• RECORDS:
-----
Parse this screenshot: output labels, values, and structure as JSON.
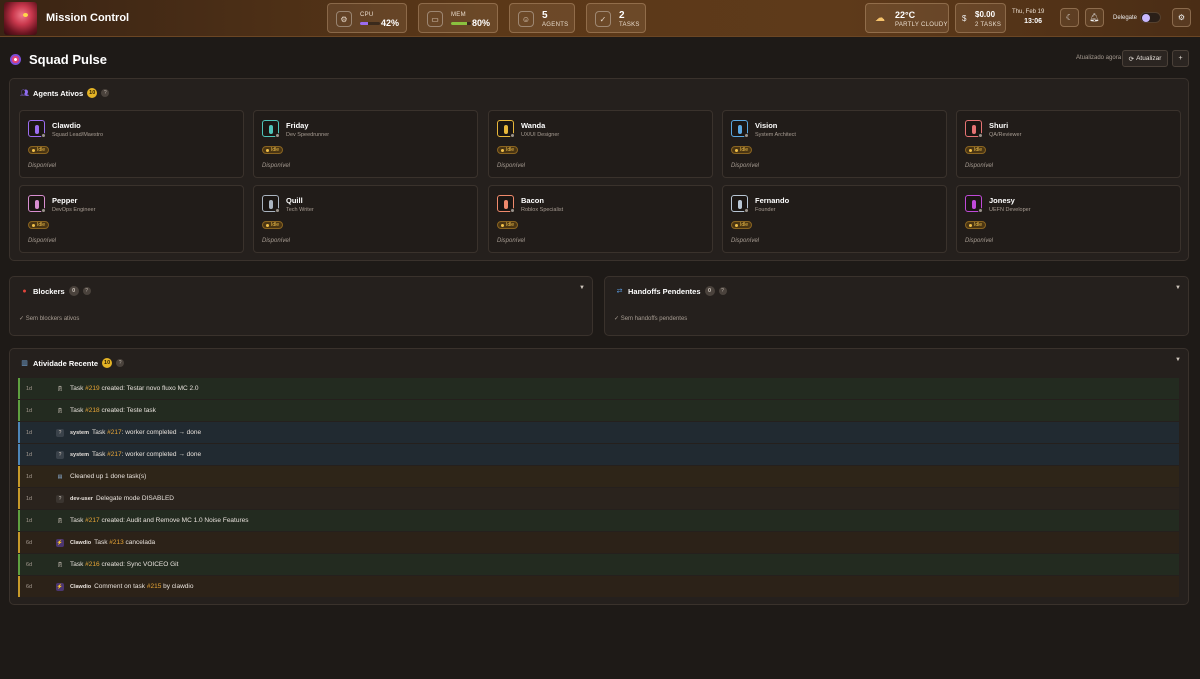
{
  "app": {
    "title": "Mission Control"
  },
  "stats": {
    "cpu": {
      "label": "CPU",
      "value": "42%",
      "level": 0.42,
      "color": "#9b6cf0"
    },
    "mem": {
      "label": "MEM",
      "value": "80%",
      "level": 0.8,
      "color": "#8ac13f"
    },
    "agents": {
      "value": "5",
      "label": "AGENTS"
    },
    "tasks": {
      "value": "2",
      "label": "TASKS"
    },
    "weather": {
      "temp": "22°C",
      "desc": "PARTLY CLOUDY"
    },
    "cost": {
      "value": "$0.00",
      "sub": "2 TASKS"
    }
  },
  "clock": {
    "date": "Thu, Feb 19",
    "time": "13:06"
  },
  "header_right": {
    "delegate_label": "Delegate"
  },
  "page": {
    "title": "Squad Pulse",
    "updated": "Atualizado agora",
    "refresh_label": "Atualizar",
    "plus": "+"
  },
  "agents_panel": {
    "title": "Agents Ativos",
    "count": "10",
    "help": "?"
  },
  "agents": [
    {
      "name": "Clawdio",
      "role": "Squad Lead/Maestro",
      "status": "Idle",
      "availability": "Disponível",
      "color": "#9b6cf0"
    },
    {
      "name": "Friday",
      "role": "Dev Speedrunner",
      "status": "Idle",
      "availability": "Disponível",
      "color": "#4fc3b8"
    },
    {
      "name": "Wanda",
      "role": "UX/UI Designer",
      "status": "Idle",
      "availability": "Disponível",
      "color": "#e8b73a"
    },
    {
      "name": "Vision",
      "role": "System Architect",
      "status": "Idle",
      "availability": "Disponível",
      "color": "#5aa7e0"
    },
    {
      "name": "Shuri",
      "role": "QA/Reviewer",
      "status": "Idle",
      "availability": "Disponível",
      "color": "#e57373"
    },
    {
      "name": "Pepper",
      "role": "DevOps Engineer",
      "status": "Idle",
      "availability": "Disponível",
      "color": "#d88ed0"
    },
    {
      "name": "Quill",
      "role": "Tech Writer",
      "status": "Idle",
      "availability": "Disponível",
      "color": "#aab4c0"
    },
    {
      "name": "Bacon",
      "role": "Roblox Specialist",
      "status": "Idle",
      "availability": "Disponível",
      "color": "#f08a6c"
    },
    {
      "name": "Fernando",
      "role": "Founder",
      "status": "Idle",
      "availability": "Disponível",
      "color": "#b8c6d4"
    },
    {
      "name": "Jonesy",
      "role": "UEFN Developer",
      "status": "Idle",
      "availability": "Disponível",
      "color": "#c04ad8"
    }
  ],
  "blockers": {
    "title": "Blockers",
    "count": "0",
    "help": "?",
    "empty": "✓ Sem blockers ativos"
  },
  "handoffs": {
    "title": "Handoffs Pendentes",
    "count": "0",
    "help": "?",
    "empty": "✓ Sem handoffs pendentes"
  },
  "activity": {
    "title": "Atividade Recente",
    "count": "10",
    "help": "?",
    "rows": [
      {
        "age": "1d",
        "who": "",
        "pre": "Task ",
        "ref": "#219",
        "post": " created: Testar novo fluxo MC 2.0",
        "kind": "task"
      },
      {
        "age": "1d",
        "who": "",
        "pre": "Task ",
        "ref": "#218",
        "post": " created: Teste task",
        "kind": "task"
      },
      {
        "age": "1d",
        "who": "system",
        "pre": "Task ",
        "ref": "#217",
        "post": ": worker completed → done",
        "kind": "system"
      },
      {
        "age": "1d",
        "who": "system",
        "pre": "Task ",
        "ref": "#217",
        "post": ": worker completed → done",
        "kind": "system"
      },
      {
        "age": "1d",
        "who": "",
        "pre": "Cleaned up 1 done task(s)",
        "ref": "",
        "post": "",
        "kind": "cleanup"
      },
      {
        "age": "1d",
        "who": "dev-user",
        "pre": "Delegate mode DISABLED",
        "ref": "",
        "post": "",
        "kind": "user"
      },
      {
        "age": "1d",
        "who": "",
        "pre": "Task ",
        "ref": "#217",
        "post": " created: Audit and Remove MC 1.0 Noise Features",
        "kind": "task"
      },
      {
        "age": "6d",
        "who": "Clawdio",
        "pre": "Task ",
        "ref": "#213",
        "post": " cancelada",
        "kind": "clawdio"
      },
      {
        "age": "6d",
        "who": "",
        "pre": "Task ",
        "ref": "#216",
        "post": " created: Sync VOICEO Git",
        "kind": "task"
      },
      {
        "age": "6d",
        "who": "Clawdio",
        "pre": "Comment on task ",
        "ref": "#215",
        "post": " by clawdio",
        "kind": "clawdio"
      }
    ]
  }
}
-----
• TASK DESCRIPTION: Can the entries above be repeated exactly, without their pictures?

• ANSWER BOX:
Parse this screenshot: output labels, values, and structure as JSON.
{
  "app": {
    "title": "Mission Control"
  },
  "stats": {
    "cpu": {
      "label": "CPU",
      "value": "42%",
      "level": 0.42,
      "color": "#9b6cf0"
    },
    "mem": {
      "label": "MEM",
      "value": "80%",
      "level": 0.8,
      "color": "#8ac13f"
    },
    "agents": {
      "value": "5",
      "label": "AGENTS"
    },
    "tasks": {
      "value": "2",
      "label": "TASKS"
    },
    "weather": {
      "temp": "22°C",
      "desc": "PARTLY CLOUDY"
    },
    "cost": {
      "value": "$0.00",
      "sub": "2 TASKS"
    }
  },
  "clock": {
    "date": "Thu, Feb 19",
    "time": "13:06"
  },
  "header_right": {
    "delegate_label": "Delegate"
  },
  "page": {
    "title": "Squad Pulse",
    "updated": "Atualizado agora",
    "refresh_label": "Atualizar",
    "plus": "+"
  },
  "agents_panel": {
    "title": "Agents Ativos",
    "count": "10",
    "help": "?"
  },
  "agents": [
    {
      "name": "Clawdio",
      "role": "Squad Lead/Maestro",
      "status": "Idle",
      "availability": "Disponível",
      "color": "#9b6cf0"
    },
    {
      "name": "Friday",
      "role": "Dev Speedrunner",
      "status": "Idle",
      "availability": "Disponível",
      "color": "#4fc3b8"
    },
    {
      "name": "Wanda",
      "role": "UX/UI Designer",
      "status": "Idle",
      "availability": "Disponível",
      "color": "#e8b73a"
    },
    {
      "name": "Vision",
      "role": "System Architect",
      "status": "Idle",
      "availability": "Disponível",
      "color": "#5aa7e0"
    },
    {
      "name": "Shuri",
      "role": "QA/Reviewer",
      "status": "Idle",
      "availability": "Disponível",
      "color": "#e57373"
    },
    {
      "name": "Pepper",
      "role": "DevOps Engineer",
      "status": "Idle",
      "availability": "Disponível",
      "color": "#d88ed0"
    },
    {
      "name": "Quill",
      "role": "Tech Writer",
      "status": "Idle",
      "availability": "Disponível",
      "color": "#aab4c0"
    },
    {
      "name": "Bacon",
      "role": "Roblox Specialist",
      "status": "Idle",
      "availability": "Disponível",
      "color": "#f08a6c"
    },
    {
      "name": "Fernando",
      "role": "Founder",
      "status": "Idle",
      "availability": "Disponível",
      "color": "#b8c6d4"
    },
    {
      "name": "Jonesy",
      "role": "UEFN Developer",
      "status": "Idle",
      "availability": "Disponível",
      "color": "#c04ad8"
    }
  ],
  "blockers": {
    "title": "Blockers",
    "count": "0",
    "help": "?",
    "empty": "✓ Sem blockers ativos"
  },
  "handoffs": {
    "title": "Handoffs Pendentes",
    "count": "0",
    "help": "?",
    "empty": "✓ Sem handoffs pendentes"
  },
  "activity": {
    "title": "Atividade Recente",
    "count": "10",
    "help": "?",
    "rows": [
      {
        "age": "1d",
        "who": "",
        "pre": "Task ",
        "ref": "#219",
        "post": " created: Testar novo fluxo MC 2.0",
        "kind": "task"
      },
      {
        "age": "1d",
        "who": "",
        "pre": "Task ",
        "ref": "#218",
        "post": " created: Teste task",
        "kind": "task"
      },
      {
        "age": "1d",
        "who": "system",
        "pre": "Task ",
        "ref": "#217",
        "post": ": worker completed → done",
        "kind": "system"
      },
      {
        "age": "1d",
        "who": "system",
        "pre": "Task ",
        "ref": "#217",
        "post": ": worker completed → done",
        "kind": "system"
      },
      {
        "age": "1d",
        "who": "",
        "pre": "Cleaned up 1 done task(s)",
        "ref": "",
        "post": "",
        "kind": "cleanup"
      },
      {
        "age": "1d",
        "who": "dev-user",
        "pre": "Delegate mode DISABLED",
        "ref": "",
        "post": "",
        "kind": "user"
      },
      {
        "age": "1d",
        "who": "",
        "pre": "Task ",
        "ref": "#217",
        "post": " created: Audit and Remove MC 1.0 Noise Features",
        "kind": "task"
      },
      {
        "age": "6d",
        "who": "Clawdio",
        "pre": "Task ",
        "ref": "#213",
        "post": " cancelada",
        "kind": "clawdio"
      },
      {
        "age": "6d",
        "who": "",
        "pre": "Task ",
        "ref": "#216",
        "post": " created: Sync VOICEO Git",
        "kind": "task"
      },
      {
        "age": "6d",
        "who": "Clawdio",
        "pre": "Comment on task ",
        "ref": "#215",
        "post": " by clawdio",
        "kind": "clawdio"
      }
    ]
  }
}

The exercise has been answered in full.